The Agriculture and Horticulture Development Board (AHDB) recently launched its Foodservice 2021: Recovery, Challenges and Opportunities report including figures on red meat in the UK foodservice market.

The AHDB report, in partnership with Kantar for foodservice data and retail data, considers the impact of Covid-19 and Brexit on the foodservice sector, challenges and opportunities as well as new market trends.

Looking at red meats - beef, pork and lamb - the report shows the "strong position" of beef particularly due to burger consumption; pork's significant growth on the takeaway market; and lamb which gained popularity during lockdown.

The publication looks at consumption during the 52-week period and the 12-week period prior to September 5, 2021.


Total beef volume sales have declined by 0.8% year-on-year, with foodservice down 3.3% over the 52 weeks ending on September 5, 2021. This is driven by a 43% decline in eating out, while volumes have grown by 71% through takeaways, according to the AHDB report.

The week ending on September 5, 2021, saw retail accounting for 84% of beef volume, eating out for 8%, takeaway for 6% and catering for 2%.

Over the three-month period, beef volumes have grown in both the eating out (+4%) and takeaway markets, but this hasn’t been enough to balance out the volume losses in retail (- 4%), leading to an overall decline of 2%.

Image source: AHDB

However, the average amount consumers spend on beef increased by 81p per meal compared to 2019.

The published report shows that beef is in a "strong position" particularly due to burgers remaining one of the most popular dishes on menus.
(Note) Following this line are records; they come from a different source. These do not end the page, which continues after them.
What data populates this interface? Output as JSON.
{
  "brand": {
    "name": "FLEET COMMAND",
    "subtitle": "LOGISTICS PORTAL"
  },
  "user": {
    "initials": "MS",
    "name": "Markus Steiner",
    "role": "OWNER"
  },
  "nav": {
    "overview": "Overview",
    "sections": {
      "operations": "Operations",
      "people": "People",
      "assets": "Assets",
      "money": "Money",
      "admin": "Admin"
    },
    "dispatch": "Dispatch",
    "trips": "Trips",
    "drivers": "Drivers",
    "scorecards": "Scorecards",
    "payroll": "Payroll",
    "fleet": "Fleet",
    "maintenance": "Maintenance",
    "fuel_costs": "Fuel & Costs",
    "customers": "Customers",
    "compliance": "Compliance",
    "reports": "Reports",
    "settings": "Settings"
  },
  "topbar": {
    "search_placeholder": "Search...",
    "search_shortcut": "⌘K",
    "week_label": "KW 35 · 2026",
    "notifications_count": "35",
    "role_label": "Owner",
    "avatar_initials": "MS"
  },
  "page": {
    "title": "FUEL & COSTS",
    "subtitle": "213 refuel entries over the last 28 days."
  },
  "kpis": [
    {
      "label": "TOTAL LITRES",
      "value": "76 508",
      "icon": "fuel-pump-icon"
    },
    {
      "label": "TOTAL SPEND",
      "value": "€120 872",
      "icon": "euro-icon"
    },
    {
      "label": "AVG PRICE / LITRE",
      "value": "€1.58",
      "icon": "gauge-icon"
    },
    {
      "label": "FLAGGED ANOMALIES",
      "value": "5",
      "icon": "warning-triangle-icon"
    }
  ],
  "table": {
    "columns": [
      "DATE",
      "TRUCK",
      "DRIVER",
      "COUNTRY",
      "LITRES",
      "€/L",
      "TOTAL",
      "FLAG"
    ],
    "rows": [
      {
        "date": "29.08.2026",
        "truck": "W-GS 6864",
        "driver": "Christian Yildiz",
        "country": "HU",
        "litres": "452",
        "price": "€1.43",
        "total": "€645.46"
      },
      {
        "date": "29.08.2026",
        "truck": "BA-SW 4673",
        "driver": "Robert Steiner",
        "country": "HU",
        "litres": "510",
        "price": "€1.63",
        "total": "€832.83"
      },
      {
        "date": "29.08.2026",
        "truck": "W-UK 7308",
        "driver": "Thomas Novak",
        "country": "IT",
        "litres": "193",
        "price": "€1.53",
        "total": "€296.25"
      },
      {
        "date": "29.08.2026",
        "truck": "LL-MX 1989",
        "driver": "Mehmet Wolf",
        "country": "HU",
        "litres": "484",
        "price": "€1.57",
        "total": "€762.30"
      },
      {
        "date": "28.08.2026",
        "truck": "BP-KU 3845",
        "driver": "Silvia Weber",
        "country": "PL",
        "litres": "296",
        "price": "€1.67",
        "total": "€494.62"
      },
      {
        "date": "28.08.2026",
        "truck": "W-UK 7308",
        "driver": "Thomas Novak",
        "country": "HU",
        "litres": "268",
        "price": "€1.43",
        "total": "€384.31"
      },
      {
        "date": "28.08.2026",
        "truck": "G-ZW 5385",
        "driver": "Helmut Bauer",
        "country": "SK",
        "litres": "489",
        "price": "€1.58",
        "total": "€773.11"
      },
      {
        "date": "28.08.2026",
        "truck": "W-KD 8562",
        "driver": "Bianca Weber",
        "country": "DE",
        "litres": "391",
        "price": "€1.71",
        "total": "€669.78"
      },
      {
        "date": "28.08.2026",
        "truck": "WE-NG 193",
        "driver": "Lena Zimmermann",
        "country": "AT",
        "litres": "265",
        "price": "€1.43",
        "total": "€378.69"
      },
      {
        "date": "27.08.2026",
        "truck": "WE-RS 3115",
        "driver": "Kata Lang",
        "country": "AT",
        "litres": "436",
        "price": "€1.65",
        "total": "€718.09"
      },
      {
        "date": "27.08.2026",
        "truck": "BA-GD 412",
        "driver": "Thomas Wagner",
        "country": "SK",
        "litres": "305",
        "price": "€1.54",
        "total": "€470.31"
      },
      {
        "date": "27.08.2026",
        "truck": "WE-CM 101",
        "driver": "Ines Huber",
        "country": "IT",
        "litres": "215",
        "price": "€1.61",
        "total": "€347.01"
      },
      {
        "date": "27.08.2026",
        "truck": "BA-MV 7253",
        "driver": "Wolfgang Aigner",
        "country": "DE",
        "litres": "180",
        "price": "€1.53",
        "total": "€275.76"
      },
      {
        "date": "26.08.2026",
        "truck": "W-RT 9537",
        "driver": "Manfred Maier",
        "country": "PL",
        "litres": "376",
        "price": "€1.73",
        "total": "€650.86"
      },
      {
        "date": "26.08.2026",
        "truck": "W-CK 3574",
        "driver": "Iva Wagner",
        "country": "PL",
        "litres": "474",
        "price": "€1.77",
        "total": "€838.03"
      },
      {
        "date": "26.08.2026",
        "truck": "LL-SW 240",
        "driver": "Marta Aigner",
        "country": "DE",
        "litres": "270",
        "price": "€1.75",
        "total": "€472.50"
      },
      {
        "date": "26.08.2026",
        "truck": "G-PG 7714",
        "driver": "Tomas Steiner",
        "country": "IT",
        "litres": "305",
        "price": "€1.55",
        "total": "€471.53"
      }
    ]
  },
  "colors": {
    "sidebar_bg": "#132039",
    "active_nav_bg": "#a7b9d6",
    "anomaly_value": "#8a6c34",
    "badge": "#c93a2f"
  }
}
However, it is reported that consumers increasingly switch to chicken which sees beef losing share of total burgers.

Consumers could be encouraged to switch to more expensive products such as steak through the use of promotions. These higher price cuts drive up both volume and the value of beef, according to AHDB.

Takeaways are dominated by burgers and have accounted for most of the growth
in beef takeaways which increased volumes by 12 million kilograms over the last year.


Pigmeat volume sales increased by 1.9% across the 52-week period. Volumes in foodservice fell by 3.9%, while volumes through takeaways have grown by 141%. However, this wasn’t enough to rebalance the decline in eating out.

Most recent figures of September 2021 show that retail accounted for 86% of pork volume, far ahead of eating out (7%), takeaways (5%) and catering (2%).

Within the three months previous, foodservice has driven the growth for pigmeat as consumers return with 60% eating pigmeat across that period.

Image source: AHDB

Pigmeat is by far the most frequent red meat eaten out of home dominated by processed cuts (97%). On average consumers ate pigmeat 26 times in the last year, the AHDB report stated.

Prior to the pandemic, takeaway only accounted for 1% of volumes, however during the pandemic, pigmeat volume grew more than any other red meat in the takeaway market.

Since consumption relies heavily on takeaway food, the report indicated a potential market struggle if people do not return to full-time work.

AHDB stated the opportunity for pork to expand from quicker lighter meals to takeaway breakfasts and evening meals.

Breakfast dishes account for the largest amount of pigmeat volumes when eaten out with the full English breakfast being the most popular choice - 12.7 million kg of pigmeat was consumed at this occasion over the last year.


AHDB estimates show total lamb volume sales rose by 6% over the 52 weeks ending in September 2021. Lamb was the only red meat to see growth in foodservice over the last year due to a higher share of takeaway volumes.

Image source: AHDB

Most recent figures of September 2021 show retail accounted for 81% of lamb volume, eating out for 6%, takeaway for 12% and catering only for 1%.

Over 50% of lamb volumes eaten out include meals such as roasts or shepherd’s pie, whereas kebabs dominate takeaways.

Quick-service restaurants are the largest channel for lamb, accounting for 80% of lamb dishes including kebab shops and Indian takeaways. Trips to quick-service restaurants rose by 18% year-on-year.

Consumption of lamb gained popularity during lockdown and will need to retain these since competition in the delivery sector increases, particularly affecting kebabs and Indian takeaways, according to the report.

AHDB sees potential in transitioning lamb to more world cuisines and flavours as such could reinvigorate the protein and increase menu space as well as demand.